Segment Start: Data for this exercise

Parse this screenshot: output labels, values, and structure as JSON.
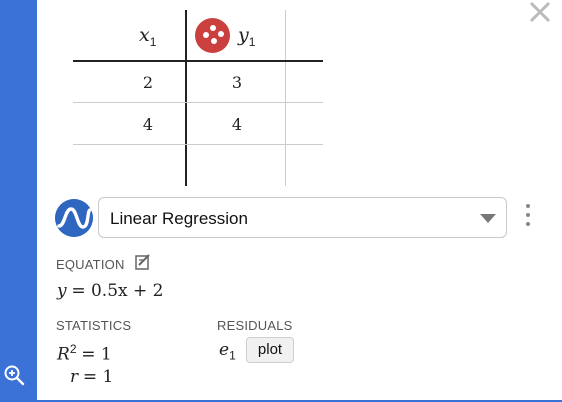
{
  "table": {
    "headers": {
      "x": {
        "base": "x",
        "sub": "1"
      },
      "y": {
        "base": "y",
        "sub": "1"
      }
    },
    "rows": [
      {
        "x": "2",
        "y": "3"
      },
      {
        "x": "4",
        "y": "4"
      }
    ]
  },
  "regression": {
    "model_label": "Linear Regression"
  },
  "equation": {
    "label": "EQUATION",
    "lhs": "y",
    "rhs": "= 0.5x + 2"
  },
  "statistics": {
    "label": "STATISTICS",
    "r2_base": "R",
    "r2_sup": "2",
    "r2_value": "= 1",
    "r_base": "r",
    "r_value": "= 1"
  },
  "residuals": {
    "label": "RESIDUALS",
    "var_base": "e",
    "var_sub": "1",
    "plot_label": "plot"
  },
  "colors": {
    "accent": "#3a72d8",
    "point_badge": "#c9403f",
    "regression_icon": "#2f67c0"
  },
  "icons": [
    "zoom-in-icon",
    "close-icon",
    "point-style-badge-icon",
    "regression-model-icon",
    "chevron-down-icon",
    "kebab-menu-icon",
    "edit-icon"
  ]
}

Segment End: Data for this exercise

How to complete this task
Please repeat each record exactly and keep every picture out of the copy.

Exercise answer
Parse this screenshot: output labels, values, and structure as JSON.
{
  "table": {
    "headers": {
      "x": {
        "base": "x",
        "sub": "1"
      },
      "y": {
        "base": "y",
        "sub": "1"
      }
    },
    "rows": [
      {
        "x": "2",
        "y": "3"
      },
      {
        "x": "4",
        "y": "4"
      }
    ]
  },
  "regression": {
    "model_label": "Linear Regression"
  },
  "equation": {
    "label": "EQUATION",
    "lhs": "y",
    "rhs": "= 0.5x + 2"
  },
  "statistics": {
    "label": "STATISTICS",
    "r2_base": "R",
    "r2_sup": "2",
    "r2_value": "= 1",
    "r_base": "r",
    "r_value": "= 1"
  },
  "residuals": {
    "label": "RESIDUALS",
    "var_base": "e",
    "var_sub": "1",
    "plot_label": "plot"
  },
  "colors": {
    "accent": "#3a72d8",
    "point_badge": "#c9403f",
    "regression_icon": "#2f67c0"
  },
  "icons": [
    "zoom-in-icon",
    "close-icon",
    "point-style-badge-icon",
    "regression-model-icon",
    "chevron-down-icon",
    "kebab-menu-icon",
    "edit-icon"
  ]
}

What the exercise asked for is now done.